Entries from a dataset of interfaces

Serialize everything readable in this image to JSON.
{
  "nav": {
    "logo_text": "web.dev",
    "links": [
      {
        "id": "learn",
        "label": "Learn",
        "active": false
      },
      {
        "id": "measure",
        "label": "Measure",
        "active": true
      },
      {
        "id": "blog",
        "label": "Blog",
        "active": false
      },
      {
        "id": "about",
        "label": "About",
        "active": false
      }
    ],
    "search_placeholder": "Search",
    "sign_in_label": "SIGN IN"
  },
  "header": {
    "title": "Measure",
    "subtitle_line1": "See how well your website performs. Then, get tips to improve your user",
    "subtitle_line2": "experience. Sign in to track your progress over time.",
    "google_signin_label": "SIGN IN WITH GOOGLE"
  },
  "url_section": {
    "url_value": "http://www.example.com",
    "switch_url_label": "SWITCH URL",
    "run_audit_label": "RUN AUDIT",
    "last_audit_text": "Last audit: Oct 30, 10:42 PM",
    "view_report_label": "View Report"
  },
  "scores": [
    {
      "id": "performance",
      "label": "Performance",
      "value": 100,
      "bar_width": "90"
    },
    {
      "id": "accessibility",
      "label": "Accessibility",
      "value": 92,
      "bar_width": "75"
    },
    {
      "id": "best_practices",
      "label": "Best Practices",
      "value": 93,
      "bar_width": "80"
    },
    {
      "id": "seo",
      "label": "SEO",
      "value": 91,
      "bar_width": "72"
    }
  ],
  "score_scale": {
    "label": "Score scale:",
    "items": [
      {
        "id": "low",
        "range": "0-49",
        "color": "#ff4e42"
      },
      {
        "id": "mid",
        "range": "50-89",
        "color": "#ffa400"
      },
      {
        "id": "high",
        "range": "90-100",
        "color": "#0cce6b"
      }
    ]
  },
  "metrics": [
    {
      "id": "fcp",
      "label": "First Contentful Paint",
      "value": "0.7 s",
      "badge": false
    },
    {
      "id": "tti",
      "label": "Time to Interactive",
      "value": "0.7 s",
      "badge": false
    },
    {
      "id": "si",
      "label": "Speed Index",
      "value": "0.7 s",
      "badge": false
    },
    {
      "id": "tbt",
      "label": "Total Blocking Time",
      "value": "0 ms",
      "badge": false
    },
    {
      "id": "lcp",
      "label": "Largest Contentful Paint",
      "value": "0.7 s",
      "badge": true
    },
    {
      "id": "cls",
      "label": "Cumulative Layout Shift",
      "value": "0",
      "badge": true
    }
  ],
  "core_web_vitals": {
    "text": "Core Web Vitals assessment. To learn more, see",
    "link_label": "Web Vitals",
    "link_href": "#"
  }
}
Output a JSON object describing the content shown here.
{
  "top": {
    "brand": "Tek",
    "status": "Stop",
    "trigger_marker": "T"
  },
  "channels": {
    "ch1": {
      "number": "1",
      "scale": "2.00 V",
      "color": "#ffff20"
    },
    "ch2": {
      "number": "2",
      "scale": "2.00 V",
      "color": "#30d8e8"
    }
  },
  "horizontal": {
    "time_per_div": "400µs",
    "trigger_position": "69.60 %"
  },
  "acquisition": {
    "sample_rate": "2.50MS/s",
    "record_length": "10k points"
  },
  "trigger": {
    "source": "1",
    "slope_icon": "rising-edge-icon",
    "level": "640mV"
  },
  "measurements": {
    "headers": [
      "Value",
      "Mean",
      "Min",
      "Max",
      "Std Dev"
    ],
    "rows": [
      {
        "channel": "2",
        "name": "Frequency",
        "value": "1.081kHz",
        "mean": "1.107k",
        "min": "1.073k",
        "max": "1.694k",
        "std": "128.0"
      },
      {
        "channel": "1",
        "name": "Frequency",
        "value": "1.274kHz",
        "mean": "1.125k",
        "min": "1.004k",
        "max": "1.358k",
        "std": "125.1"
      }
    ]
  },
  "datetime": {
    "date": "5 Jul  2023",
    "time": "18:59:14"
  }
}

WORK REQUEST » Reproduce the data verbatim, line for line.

RESPONSE TO THE EXERCISE »
Serialize everything readable in this image to JSON.
{
  "nav": {
    "logo_text": "web.dev",
    "links": [
      {
        "id": "learn",
        "label": "Learn",
        "active": false
      },
      {
        "id": "measure",
        "label": "Measure",
        "active": true
      },
      {
        "id": "blog",
        "label": "Blog",
        "active": false
      },
      {
        "id": "about",
        "label": "About",
        "active": false
      }
    ],
    "search_placeholder": "Search",
    "sign_in_label": "SIGN IN"
  },
  "header": {
    "title": "Measure",
    "subtitle_line1": "See how well your website performs. Then, get tips to improve your user",
    "subtitle_line2": "experience. Sign in to track your progress over time.",
    "google_signin_label": "SIGN IN WITH GOOGLE"
  },
  "url_section": {
    "url_value": "http://www.example.com",
    "switch_url_label": "SWITCH URL",
    "run_audit_label": "RUN AUDIT",
    "last_audit_text": "Last audit: Oct 30, 10:42 PM",
    "view_report_label": "View Report"
  },
  "scores": [
    {
      "id": "performance",
      "label": "Performance",
      "value": 100,
      "bar_width": "90"
    },
    {
      "id": "accessibility",
      "label": "Accessibility",
      "value": 92,
      "bar_width": "75"
    },
    {
      "id": "best_practices",
      "label": "Best Practices",
      "value": 93,
      "bar_width": "80"
    },
    {
      "id": "seo",
      "label": "SEO",
      "value": 91,
      "bar_width": "72"
    }
  ],
  "score_scale": {
    "label": "Score scale:",
    "items": [
      {
        "id": "low",
        "range": "0-49",
        "color": "#ff4e42"
      },
      {
        "id": "mid",
        "range": "50-89",
        "color": "#ffa400"
      },
      {
        "id": "high",
        "range": "90-100",
        "color": "#0cce6b"
      }
    ]
  },
  "metrics": [
    {
      "id": "fcp",
      "label": "First Contentful Paint",
      "value": "0.7 s",
      "badge": false
    },
    {
      "id": "tti",
      "label": "Time to Interactive",
      "value": "0.7 s",
      "badge": false
    },
    {
      "id": "si",
      "label": "Speed Index",
      "value": "0.7 s",
      "badge": false
    },
    {
      "id": "tbt",
      "label": "Total Blocking Time",
      "value": "0 ms",
      "badge": false
    },
    {
      "id": "lcp",
      "label": "Largest Contentful Paint",
      "value": "0.7 s",
      "badge": true
    },
    {
      "id": "cls",
      "label": "Cumulative Layout Shift",
      "value": "0",
      "badge": true
    }
  ],
  "core_web_vitals": {
    "text": "Core Web Vitals assessment. To learn more, see",
    "link_label": "Web Vitals",
    "link_href": "#"
  }
}
Output a JSON object describing the content shown here.
{
  "top": {
    "brand": "Tek",
    "status": "Stop",
    "trigger_marker": "T"
  },
  "channels": {
    "ch1": {
      "number": "1",
      "scale": "2.00 V",
      "color": "#ffff20"
    },
    "ch2": {
      "number": "2",
      "scale": "2.00 V",
      "color": "#30d8e8"
    }
  },
  "horizontal": {
    "time_per_div": "400µs",
    "trigger_position": "69.60 %"
  },
  "acquisition": {
    "sample_rate": "2.50MS/s",
    "record_length": "10k points"
  },
  "trigger": {
    "source": "1",
    "slope_icon": "rising-edge-icon",
    "level": "640mV"
  },
  "measurements": {
    "headers": [
      "Value",
      "Mean",
      "Min",
      "Max",
      "Std Dev"
    ],
    "rows": [
      {
        "channel": "2",
        "name": "Frequency",
        "value": "1.081kHz",
        "mean": "1.107k",
        "min": "1.073k",
        "max": "1.694k",
        "std": "128.0"
      },
      {
        "channel": "1",
        "name": "Frequency",
        "value": "1.274kHz",
        "mean": "1.125k",
        "min": "1.004k",
        "max": "1.358k",
        "std": "125.1"
      }
    ]
  },
  "datetime": {
    "date": "5 Jul  2023",
    "time": "18:59:14"
  }
}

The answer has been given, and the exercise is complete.